They’re called “phreakers,” and they can do with a phone what hackers can do with computers. Few were more skilled—or more feared—than Matt Weigman, a blind teenager from East Boston. Using his heightened senses, he made himself untouchable. What he lacked, the FBI says, was the good sense to know when to hang up.

Until the 1950s, the bulk of the U.S. phone system operated manually. Calls were placed via live operators connecting the right wires to the right jacks, forming one long connection by hand. Over time, with the advent of electronic switches, networks were automated, with calls relayed through a system of giant call centers and then on to the intended recipient. A price of the efficiency of these vast networks was the loss of human gatekeepers. There were loopholes and glitches in the new system, and no one to guard them.
The phreaker scene first sprang up in the early 1960s, in the hotbeds of technological innovation—places like Cambridge and the Pacific Northwest. “The personal computer didn’t exist then,” says Phil Lapsley, who is at work on a book on the history of phreaking. “And the closest thing you had to a computer or a network was the telephone system.”

Tech luminaries Steve Jobs and Steve Wozniak, cofounders of Apple, were part of the early subculture. The pair jury-rigged a device that allowed them to make free long-distance calls. In a move later cemented in phreaking lore, Wozniak once employed it to place a call to the Vatican, during which he impersonated Henry Kissinger and was nearly connected with the pontiff himself.

“We wanted to learn about the network,” says Bill Acker, a top phreaker of the time. “It was this big toy box.” Phreaking in its purest form was an impish pastime with discovery as the goal. “Phone phreaking is a relatively benign activity done by people looking to find out new things, people who want to play games and learn along the way,” says Chris Bernay (a phreaking alias), a comrade of Acker’s.

Both Bernay and Acker, as it happens, are also blind. Indeed, the scene in the 1970s was full of blind phreakers. Among the most famous was Joybubbles, the legal name of a man formerly known as Joe Engressia. A bona fide genius, he was seven years old when he discovered that whistling into the phone at specific frequencies could trigger certain telephonic switches. Before long he was whistling for free calls.
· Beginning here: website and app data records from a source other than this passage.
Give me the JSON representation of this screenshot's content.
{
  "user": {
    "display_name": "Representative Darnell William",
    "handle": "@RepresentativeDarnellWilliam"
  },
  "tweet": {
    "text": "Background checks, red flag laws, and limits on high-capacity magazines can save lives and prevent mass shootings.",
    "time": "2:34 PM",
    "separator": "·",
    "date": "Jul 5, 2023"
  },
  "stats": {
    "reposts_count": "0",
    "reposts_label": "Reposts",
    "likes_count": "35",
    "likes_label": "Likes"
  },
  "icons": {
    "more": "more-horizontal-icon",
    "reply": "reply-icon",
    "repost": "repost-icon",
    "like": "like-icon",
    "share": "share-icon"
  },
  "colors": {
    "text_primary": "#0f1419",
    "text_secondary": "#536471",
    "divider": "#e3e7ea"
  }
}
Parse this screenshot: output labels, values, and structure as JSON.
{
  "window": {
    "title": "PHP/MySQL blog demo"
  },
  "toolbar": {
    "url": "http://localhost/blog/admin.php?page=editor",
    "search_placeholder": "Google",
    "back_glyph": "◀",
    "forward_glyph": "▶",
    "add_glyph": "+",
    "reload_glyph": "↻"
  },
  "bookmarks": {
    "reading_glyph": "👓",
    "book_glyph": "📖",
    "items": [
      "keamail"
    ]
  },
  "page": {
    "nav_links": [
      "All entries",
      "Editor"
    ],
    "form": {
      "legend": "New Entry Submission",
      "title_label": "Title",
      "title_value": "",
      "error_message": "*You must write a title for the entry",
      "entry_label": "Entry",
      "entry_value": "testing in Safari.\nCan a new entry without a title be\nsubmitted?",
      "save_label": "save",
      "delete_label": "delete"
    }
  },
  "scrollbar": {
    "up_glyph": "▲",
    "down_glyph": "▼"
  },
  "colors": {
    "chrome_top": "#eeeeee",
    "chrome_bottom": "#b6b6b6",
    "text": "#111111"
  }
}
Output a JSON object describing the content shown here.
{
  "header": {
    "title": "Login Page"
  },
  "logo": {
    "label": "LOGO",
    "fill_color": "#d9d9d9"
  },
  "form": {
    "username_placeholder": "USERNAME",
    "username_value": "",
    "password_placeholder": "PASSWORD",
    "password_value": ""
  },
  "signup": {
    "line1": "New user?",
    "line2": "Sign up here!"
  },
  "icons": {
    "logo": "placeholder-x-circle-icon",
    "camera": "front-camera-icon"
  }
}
His exploits, though, were short-lived: In 1971 he was caught by the FBI and charged with malicious mischief, and from then on the 22-year-old resolved to keep the tinkering aboveboard.

Phreakers who are so inclined can cause a surprising amount of harm with a phone. Consider the three blind brothers in Israel who managed to exploit an inactive feature within the Israeli army’s telephone system to build their own phone company. Charging their customers and then using the hacked phone system to place calls for free, the brothers and their associates pocketed $2 million before they were nabbed in 1999. Just last August, another phreaker wormed into the telephone network of the Federal Emergency Management Agency (which is part of the Department of Homeland Security) by breaking into the voice-mail system. Once in, the hacker made $12,000 worth of calls to the Middle East and Asia.

Even for today’s phreakers, there’s still a thrill in merely getting access to something not intended for them. Something like the machines near the giant fish tanks at Kelly’s Roast Beef restaurants, which monitor water temperature and noise levels and offer a menu of reports and 15-second live audio feeds through a phone system accessible to Kelly’s employees—and to the curious phreakers who dial in as well. Phreakers make such finds by scanning—dialing numbers sequentially until they stumble onto something interesting. It takes time and patience to do this. They have to work as a team. But they can uncover oddities like inactive intercept recordings from the phone companies (“We’re sorry, but due to a mudslide in the area, your call cannot be completed”). The rewards can be as simple as that. A new find, some bit of uncharted territory.

Weigman knew this history well and revered the pioneers of the practice; he even spoke to Joybubbles on occasion until his death in 2007. He picked things up quickly, and as he got into phreaking, his forays were harmless enough. He could remember long sequences of tones—10, 15, 20 at a time—after just one listen, which could be helpful if you overhear the tones for someone’s voice-mail password, and then maybe want to log in to that person’s account. Probing their systems for soft spots, he learned the phone companies inside and out, and held a mental Rolodex of hundreds of numbers and names. He started memorizing the industry jargon. Then he began putting it to use by calling internal phone company numbers and using the right buzzwords to get the operators to hook up free service for him. By dropping the correct lingo on the operators, he could also manipulate other people’s service. Among the phreakers, this is referred to as social engineering. The FBI calls it pretexting. Everyone else knows it as conning.